Hypomania can bring extreme talkativeness, restlessness, and irritability. Personally, when I experience hypomania, I truly feel as if I can take on the world. It would be easy to think I am just happy and excited, but that is simply not the way my mind works. My mind, and my body, believe that I can do ANYTHING.

Usually when I am in hypomania I tend to get these BIG ideas. I end up mapping out an entire plan of how to make it happen.

Before I was diagnosed with BiPolar 2 Disorder, I thought this was just a personality trait. Now, when I look back, I`m able to understand it differently.

Examples of what hypomania may look like:

-reckless/carefree spending on things you would not normally indulge in, or things you can`t afford

-hypersexuality : which can involve making unusual demands from your partner involving sex, having an affair, spending a lot of money on phone sex, and more

-talking with such speed that it`s difficult for others to understand you

-jumping from one topic to another completely unrelated topic during a conversation

-decreased need for sleep

Often, hypomania is mistaken for happiness, which is what makes it so dangerous.

Dangers of hypomania:

-Feeling so good that you feel that you don`t require your medications anymore

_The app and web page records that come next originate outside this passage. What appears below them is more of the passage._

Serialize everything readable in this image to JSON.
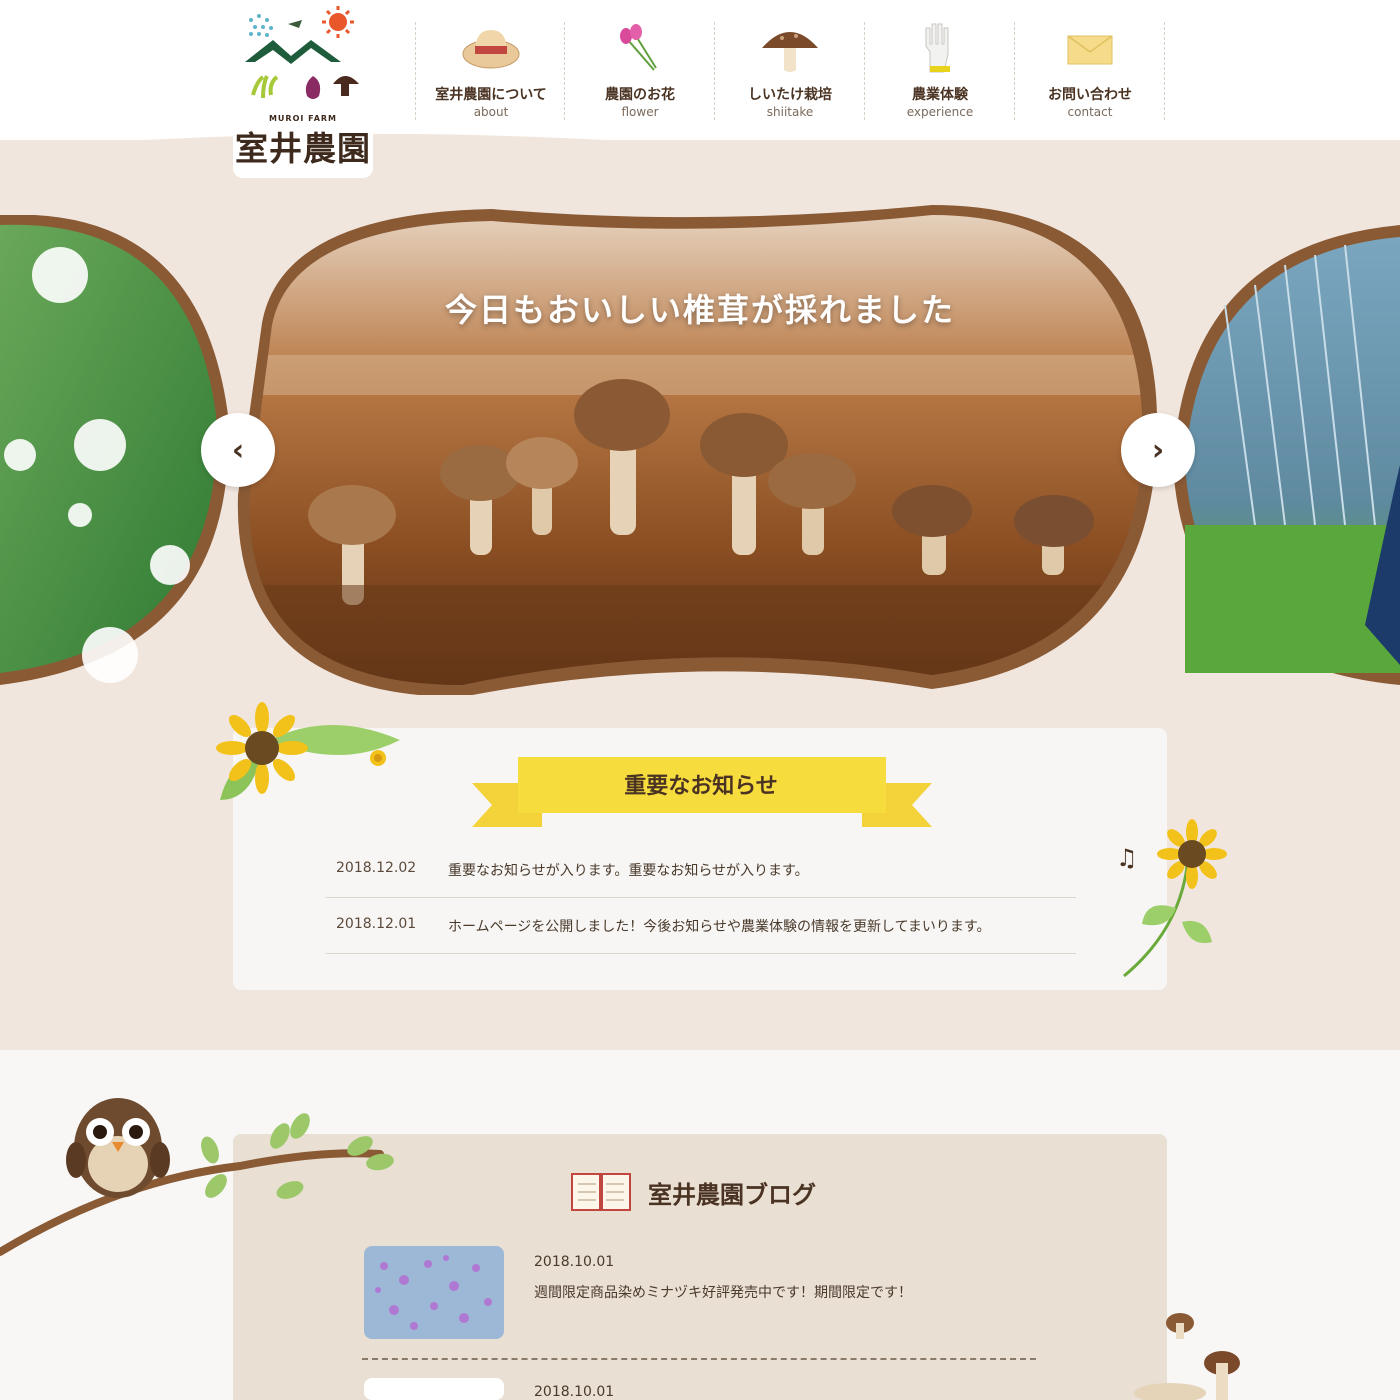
{
  "logo": {
    "en": "MUROI FARM",
    "jp": "室井農園"
  },
  "nav": [
    {
      "label": "室井農園について",
      "sub": "about",
      "icon": "straw-hat-icon"
    },
    {
      "label": "農園のお花",
      "sub": "flower",
      "icon": "flower-icon"
    },
    {
      "label": "しいたけ栽培",
      "sub": "shiitake",
      "icon": "mushroom-icon"
    },
    {
      "label": "農業体験",
      "sub": "experience",
      "icon": "glove-icon"
    },
    {
      "label": "お問い合わせ",
      "sub": "contact",
      "icon": "envelope-icon"
    }
  ],
  "slider": {
    "caption": "今日もおいしい椎茸が採れました",
    "prev_icon": "chevron-left-icon",
    "next_icon": "chevron-right-icon",
    "prev_glyph": "‹",
    "next_glyph": "›"
  },
  "notice": {
    "title": "重要なお知らせ",
    "items": [
      {
        "date": "2018.12.02",
        "text": "重要なお知らせが入ります。重要なお知らせが入ります。"
      },
      {
        "date": "2018.12.01",
        "text": "ホームページを公開しました！今後お知らせや農業体験の情報を更新してまいります。"
      }
    ]
  },
  "blog": {
    "title": "室井農園ブログ",
    "items": [
      {
        "date": "2018.10.01",
        "text": "週間限定商品染めミナヅキ好評発売中です！期間限定です！"
      },
      {
        "date": "2018.10.01",
        "text": ""
      }
    ]
  },
  "colors": {
    "beige": "#f1e6de",
    "wood": "#8a5a35",
    "brown_text": "#4a3322",
    "ribbon": "#f6d43a"
  }
}
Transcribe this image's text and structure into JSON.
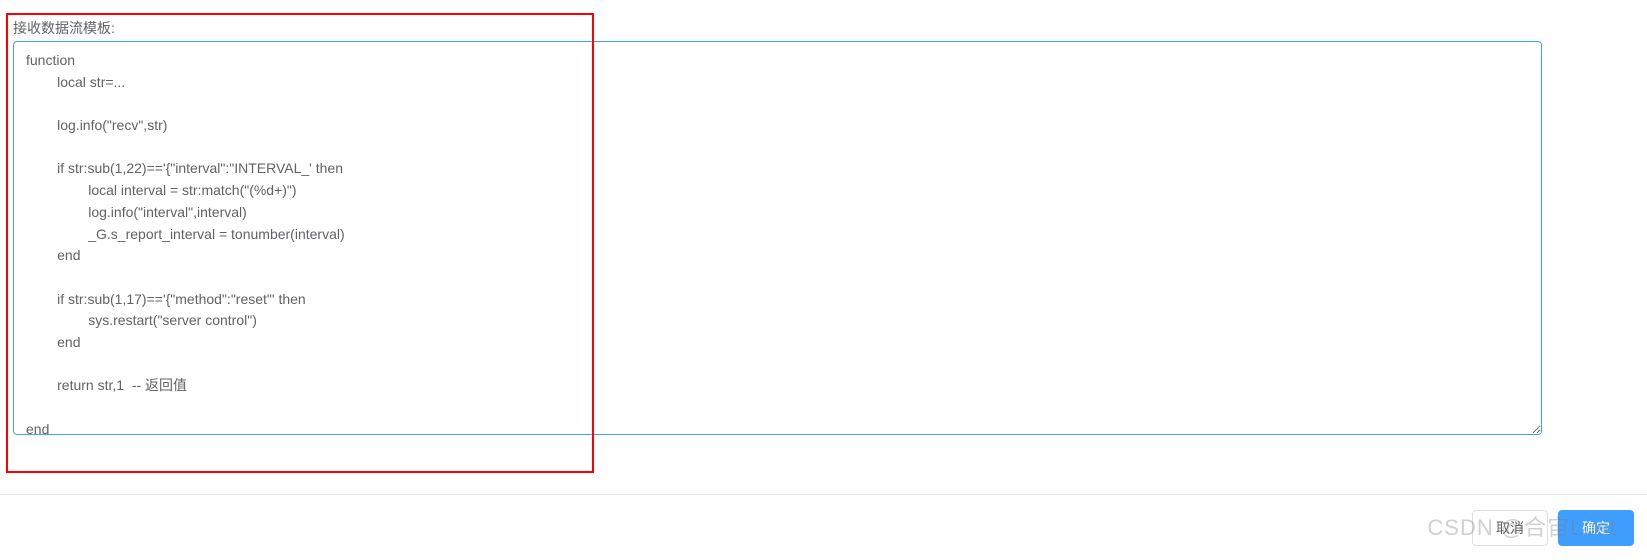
{
  "form": {
    "label": "接收数据流模板:",
    "code": "function\n        local str=...\n\n        log.info(\"recv\",str)\n\n        if str:sub(1,22)=='{\"interval\":\"INTERVAL_' then\n                local interval = str:match(\"(%d+)\")\n                log.info(\"interval\",interval)\n                _G.s_report_interval = tonumber(interval)\n        end\n\n        if str:sub(1,17)=='{\"method\":\"reset\"' then\n                sys.restart(\"server control\")\n        end\n\n        return str,1  -- 返回值\n\nend"
  },
  "buttons": {
    "cancel": "取消",
    "confirm": "确定"
  },
  "watermark": "CSDN @合宙Luat"
}
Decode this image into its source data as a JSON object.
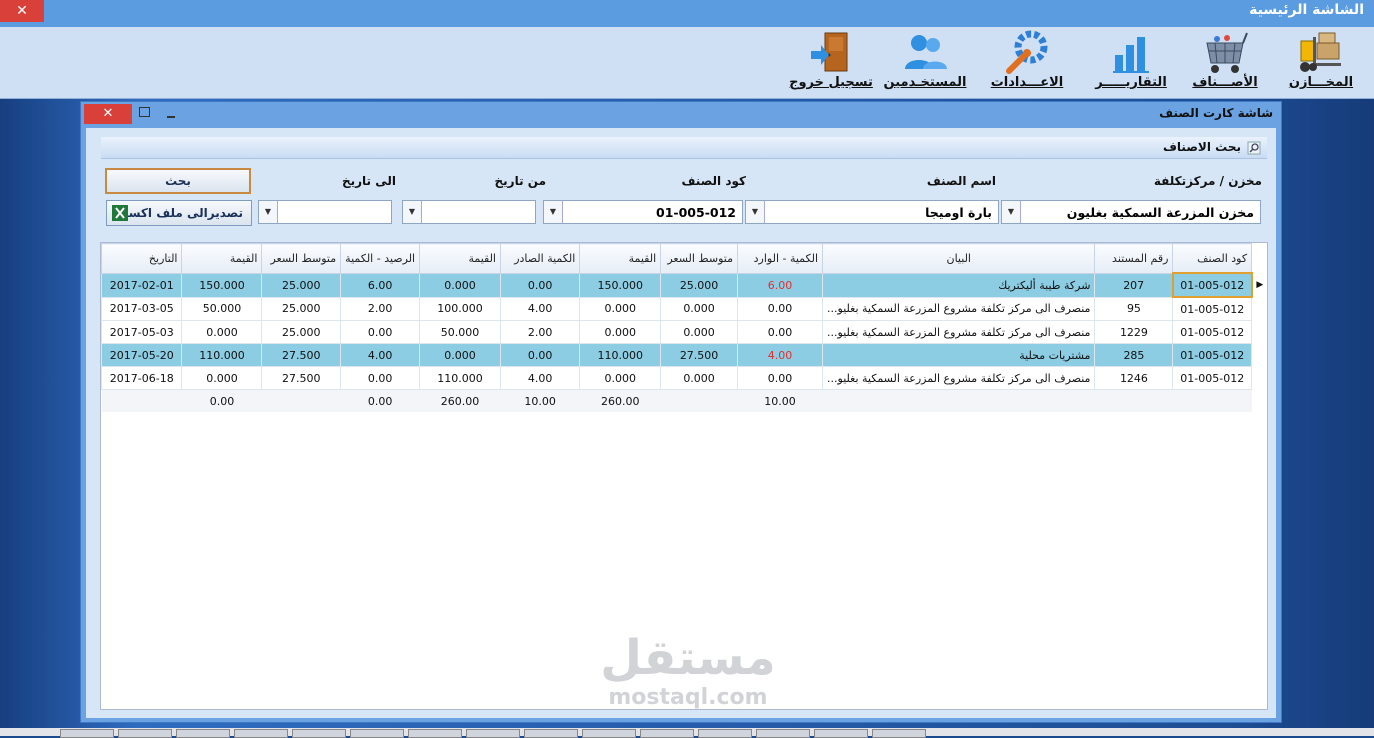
{
  "app": {
    "title": "الشاشة الرئيسية",
    "close_glyph": "✕"
  },
  "toolbar": {
    "items": [
      {
        "label": "المخـــازن",
        "icon": "forklift-icon"
      },
      {
        "label": "الأصـــناف",
        "icon": "basket-icon"
      },
      {
        "label": "التقاريـــــر",
        "icon": "bar-chart-icon"
      },
      {
        "label": "الاعـــدادات",
        "icon": "gears-icon"
      },
      {
        "label": "المستخـدمين",
        "icon": "users-icon"
      },
      {
        "label": "تسجيل خروج",
        "icon": "exit-door-icon"
      }
    ]
  },
  "window": {
    "title": "شاشة كارت الصنف",
    "close_glyph": "✕",
    "search": {
      "title": "بحث الاصناف",
      "labels": {
        "warehouse": "مخزن / مركزتكلفة",
        "item_name": "اسم الصنف",
        "item_code": "كود الصنف",
        "from_date": "من تاريخ",
        "to_date": "الى تاريخ"
      },
      "values": {
        "warehouse": "مخزن المزرعة السمكية بغليون",
        "item_name": "بارة اوميجا",
        "item_code": "01-005-012",
        "from_date": "",
        "to_date": ""
      },
      "search_button": "بحث",
      "export_button": "تصديرالى ملف اكسيل"
    },
    "grid": {
      "columns": [
        "كود الصنف",
        "رقم المستند",
        "البيان",
        "الكمية - الوارد",
        "متوسط السعر",
        "القيمة",
        "الكمية الصادر",
        "القيمة",
        "الرصيد - الكمية",
        "متوسط السعر",
        "القيمة",
        "التاريخ"
      ],
      "rows": [
        {
          "code": "01-005-012",
          "doc": "207",
          "desc": "شركة طيبة أليكتريك",
          "in_qty": "6.00",
          "in_avg": "25.000",
          "in_val": "150.000",
          "out_qty": "0.00",
          "out_val": "0.000",
          "bal_qty": "6.00",
          "bal_avg": "25.000",
          "bal_val": "150.000",
          "date": "2017-02-01",
          "selected": true,
          "red": true,
          "current": true
        },
        {
          "code": "01-005-012",
          "doc": "95",
          "desc": "منصرف الى  مركز تكلفة مشروع المزرعة السمكية بغليو...",
          "in_qty": "0.00",
          "in_avg": "0.000",
          "in_val": "0.000",
          "out_qty": "4.00",
          "out_val": "100.000",
          "bal_qty": "2.00",
          "bal_avg": "25.000",
          "bal_val": "50.000",
          "date": "2017-03-05",
          "selected": false,
          "red": false,
          "current": false
        },
        {
          "code": "01-005-012",
          "doc": "1229",
          "desc": "منصرف الى  مركز تكلفة مشروع المزرعة السمكية بغليو...",
          "in_qty": "0.00",
          "in_avg": "0.000",
          "in_val": "0.000",
          "out_qty": "2.00",
          "out_val": "50.000",
          "bal_qty": "0.00",
          "bal_avg": "25.000",
          "bal_val": "0.000",
          "date": "2017-05-03",
          "selected": false,
          "red": false,
          "current": false
        },
        {
          "code": "01-005-012",
          "doc": "285",
          "desc": "مشتريات محلية",
          "in_qty": "4.00",
          "in_avg": "27.500",
          "in_val": "110.000",
          "out_qty": "0.00",
          "out_val": "0.000",
          "bal_qty": "4.00",
          "bal_avg": "27.500",
          "bal_val": "110.000",
          "date": "2017-05-20",
          "selected": true,
          "red": true,
          "current": false
        },
        {
          "code": "01-005-012",
          "doc": "1246",
          "desc": "منصرف الى  مركز تكلفة مشروع المزرعة السمكية بغليو...",
          "in_qty": "0.00",
          "in_avg": "0.000",
          "in_val": "0.000",
          "out_qty": "4.00",
          "out_val": "110.000",
          "bal_qty": "0.00",
          "bal_avg": "27.500",
          "bal_val": "0.000",
          "date": "2017-06-18",
          "selected": false,
          "red": false,
          "current": false
        }
      ],
      "totals": {
        "in_qty": "10.00",
        "in_val": "260.00",
        "out_qty": "10.00",
        "out_val": "260.00",
        "bal_qty": "0.00",
        "bal_val": "0.00"
      }
    }
  },
  "watermark": {
    "arabic": "مستقل",
    "latin": "mostaql.com"
  },
  "colors": {
    "title_bar": "#5b9be0",
    "selected_row": "#8dcde3",
    "red_value": "#e03030",
    "close_button": "#d9403a"
  }
}
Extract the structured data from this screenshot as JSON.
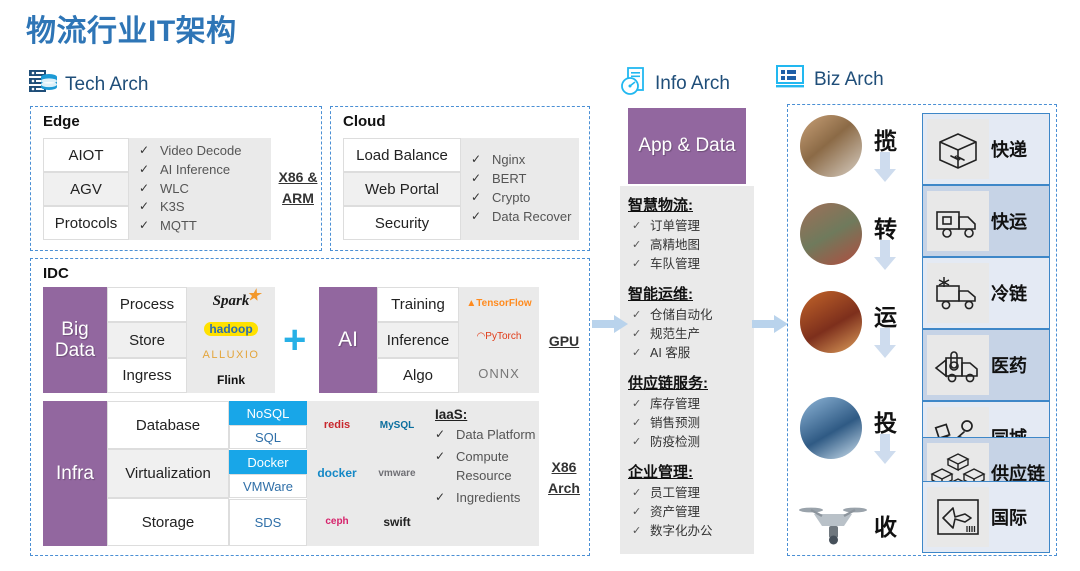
{
  "title": "物流行业IT架构",
  "columns": {
    "tech": {
      "label": "Tech Arch",
      "icon": "server-database-icon"
    },
    "info": {
      "label": "Info Arch",
      "icon": "document-gauge-icon"
    },
    "biz": {
      "label": "Biz Arch",
      "icon": "dashboard-monitor-icon"
    }
  },
  "edge": {
    "title": "Edge",
    "rows": [
      "AIOT",
      "AGV",
      "Protocols"
    ],
    "features": [
      "Video Decode",
      "AI Inference",
      "WLC",
      "K3S",
      "MQTT"
    ],
    "note": "X86 & ARM"
  },
  "cloud": {
    "title": "Cloud",
    "rows": [
      "Load Balance",
      "Web Portal",
      "Security"
    ],
    "features": [
      "Nginx",
      "BERT",
      "Crypto",
      "Data Recover"
    ]
  },
  "idc": {
    "title": "IDC",
    "bigdata": {
      "label": "Big Data",
      "rows": [
        "Process",
        "Store",
        "Ingress"
      ],
      "logos": [
        "Spark",
        "hadoop",
        "ALLUXIO",
        "Flink"
      ]
    },
    "plus": "+",
    "ai": {
      "label": "AI",
      "rows": [
        "Training",
        "Inference",
        "Algo"
      ],
      "logos": [
        "TensorFlow",
        "PyTorch",
        "ONNX"
      ],
      "note": "GPU"
    },
    "infra": {
      "label": "Infra",
      "rows": [
        "Database",
        "Virtualization",
        "Storage"
      ],
      "subcells": [
        {
          "text": "NoSQL",
          "active": true
        },
        {
          "text": "SQL",
          "active": false
        },
        {
          "text": "Docker",
          "active": true
        },
        {
          "text": "VMWare",
          "active": false
        },
        {
          "text": "SDS",
          "active": false
        }
      ],
      "logos": [
        "redis",
        "MySQL",
        "docker",
        "vmware",
        "ceph",
        "swift"
      ],
      "iaas_title": "IaaS:",
      "iaas": [
        "Data Platform",
        "Compute Resource",
        "Ingredients"
      ],
      "note": "X86 Arch"
    }
  },
  "info": {
    "head": "App & Data",
    "groups": [
      {
        "title": "智慧物流:",
        "items": [
          "订单管理",
          "高精地图",
          "车队管理"
        ]
      },
      {
        "title": "智能运维:",
        "items": [
          "仓储自动化",
          "规范生产",
          "AI 客服"
        ]
      },
      {
        "title": "供应链服务:",
        "items": [
          "库存管理",
          "销售预测",
          "防疫检测"
        ]
      },
      {
        "title": "企业管理:",
        "items": [
          "员工管理",
          "资产管理",
          "数字化办公"
        ]
      }
    ]
  },
  "biz": {
    "stages": [
      "揽",
      "转",
      "运",
      "投",
      "收"
    ],
    "photos": [
      "scanning-parcel-photo",
      "sorting-center-photo",
      "conveyor-belt-photo",
      "truck-fleet-photo",
      "drone-photo"
    ],
    "cards": [
      {
        "label": "快递",
        "icon": "parcel-box-icon",
        "shade": false
      },
      {
        "label": "快运",
        "icon": "freight-truck-icon",
        "shade": true
      },
      {
        "label": "冷链",
        "icon": "refrigerated-truck-icon",
        "shade": false
      },
      {
        "label": "医药",
        "icon": "medical-truck-icon",
        "shade": true
      },
      {
        "label": "同城",
        "icon": "courier-runner-icon",
        "shade": false
      },
      {
        "label": "供应链",
        "icon": "supply-chain-boxes-icon",
        "shade": true
      },
      {
        "label": "国际",
        "icon": "air-freight-icon",
        "shade": false
      }
    ]
  },
  "colors": {
    "title": "#2E75B6",
    "purple": "#92679F",
    "accent_blue": "#18A6E8",
    "dashed_border": "#4A8FD4",
    "panel_grey": "#EAEAEA"
  }
}
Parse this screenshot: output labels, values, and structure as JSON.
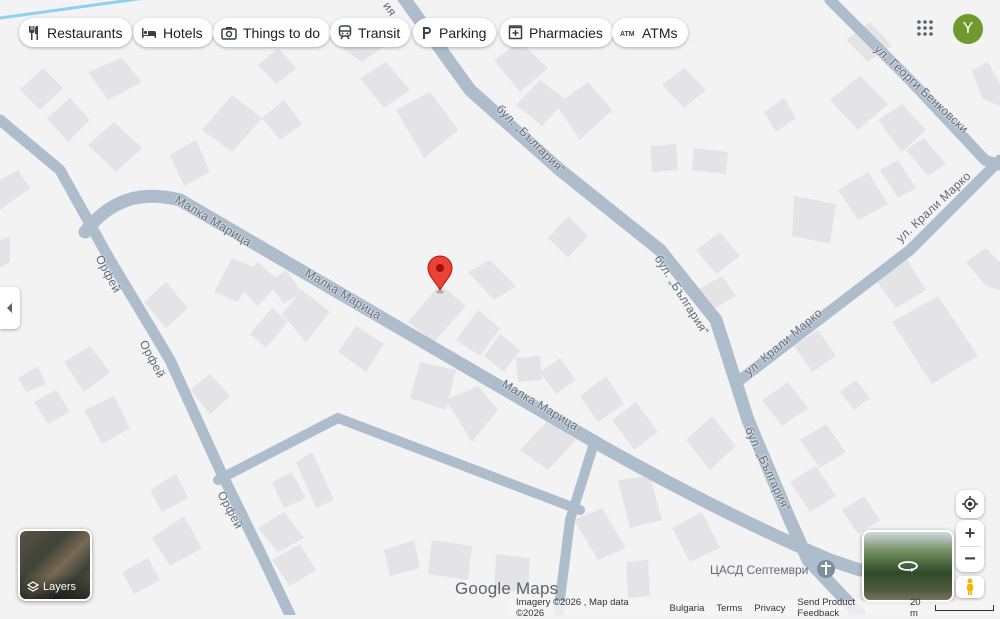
{
  "categories": [
    {
      "id": "restaurants",
      "label": "Restaurants",
      "icon": "fork-knife-icon"
    },
    {
      "id": "hotels",
      "label": "Hotels",
      "icon": "bed-icon"
    },
    {
      "id": "things",
      "label": "Things to do",
      "icon": "camera-icon"
    },
    {
      "id": "transit",
      "label": "Transit",
      "icon": "train-icon"
    },
    {
      "id": "parking",
      "label": "Parking",
      "icon": "parking-icon"
    },
    {
      "id": "pharmacies",
      "label": "Pharmacies",
      "icon": "pharmacy-icon"
    },
    {
      "id": "atms",
      "label": "ATMs",
      "icon": "atm-icon"
    }
  ],
  "account": {
    "initial": "Y",
    "color": "#6f9a2e"
  },
  "streets": {
    "malka_1": "Малка Марица",
    "malka_2": "Малка Марица",
    "malka_3": "Малка Марица",
    "orfey_1": "Орфей",
    "orfey_2": "Орфей",
    "orfey_3": "Орфей",
    "bulgaria_1": "бул. „България“",
    "bulgaria_2": "бул. „България“",
    "bulgaria_3": "бул. „България“",
    "georgi": "ул. Георги Бенковски",
    "krali_1": "ул. Крали Марко",
    "krali_2": "ул. Крали Марко"
  },
  "poi": {
    "label": "ЦАСД Септември",
    "icon": "cross-icon"
  },
  "layers": {
    "label": "Layers"
  },
  "logo": {
    "text": "Google Maps"
  },
  "footer": {
    "imagery": "Imagery ©2026 , Map data ©2026",
    "country": "Bulgaria",
    "terms": "Terms",
    "privacy": "Privacy",
    "feedback": "Send Product Feedback",
    "scale": "20 m"
  },
  "colors": {
    "land": "#f3f3f4",
    "road": "#aebdcc",
    "building": "#e4e4e6",
    "pin": "#ea4335"
  }
}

-making impulsive decisions/purchases that will affect you negatively after you are out of the hypomania

-If someone does not receive effective treatment for hypomania, it could develop into full on mania.

One thing I constantly struggle with living with BiPolar 2 Disorder is trying to understand if I am in hypomania, or if I`m simply just in a good mood.

They can be difficult to differentiate, creating anxiety, and other potentially negative feelings. It`s hard to question every mood, every emotion, and try to understand when I am feeling good and happy, and then when I am in hypomania and I need to be aware.

It often feels like because it`s not AS BAD as full on mania, then I don`t have it that bad, and I shouldn`t complain.

And while I certainly don`t want to complain, I also want to create a space where we CAN talk about anything and everything. Hypomania is real, and can be a danger too. People who experience it, should not compare themselves to those who experience mania, because they are simply 2 different things, and no comparison will see that.

Sometimes it`s hard to understand whether or not I am very happy, or in hypomania.

They can look very similar, and I find it so frustrating which can eventually put me back into a depressive state, which is how I spend the majority of my time.

Before I was diagnosed with Bipolar 2 disorder, I had no idea what was going on with me, my body, or my mind. Sometimes the happiness that I felt was so intense that it was almost scary. It truly felt that I could take on the world.

I can`t remember when symptoms of Bipolar 2 disorder began to show, but many things in my adult life have been affected by it.

Multiple large purchases have been made with the thinking that it was exactly what we needed at that time, and that it was the best thing to do.

I have quit jobs, and found new jobs, all which made complete sense to me at the time.

We`ve even relocated our entire lives from different cities to different towns.

I never meant to be impulsive. I remember that it all made sense to me at the time. I`m not a naturally impulsive person. I spend a lot of time thinking about things and wanting to make sure that is the best choice. I don`t make decisions lightly.

At the time, everything I was doing made complete sense in my mind.

I`ve learned a lot over the years, and especially since receiving a formal diagnosis. Hypomania is very real, and also very dangerous.

If you know someone who experiences hypomania, make sure you check up on them.

Love Always, N

Advertisements

5 Comments

  • Four_Fox_Sake

    Yes! You could have written this about me. It IS so hard not only recognising hypomania but differentiating it from just feeling happy. I have no idea whether I am ever just happy or whether it’s a hypo phase, and that not knowing is one of the things I really struggle with.

  • Emily

    Wow, this was so interesting! I had never heard of hypomania before, but it makes a lot of sense. I’m sorry you’ve had to deal with it, but I can understand about not knowing if you’re truly happy or if it’s hypomania- it must feel good to be happy, but you also must feel suspicious about it too. Thank you so much for sharing your story and teaching people like me who may not have known about this to begin with! I hope it helps someone else with hypomania know that they’re not alone 🙂

    Emily | https://www.thatweirdgirllife.com

Leave a Reply

Your email address will not be published.

This site uses Akismet to reduce spam. Learn how your comment data is processed.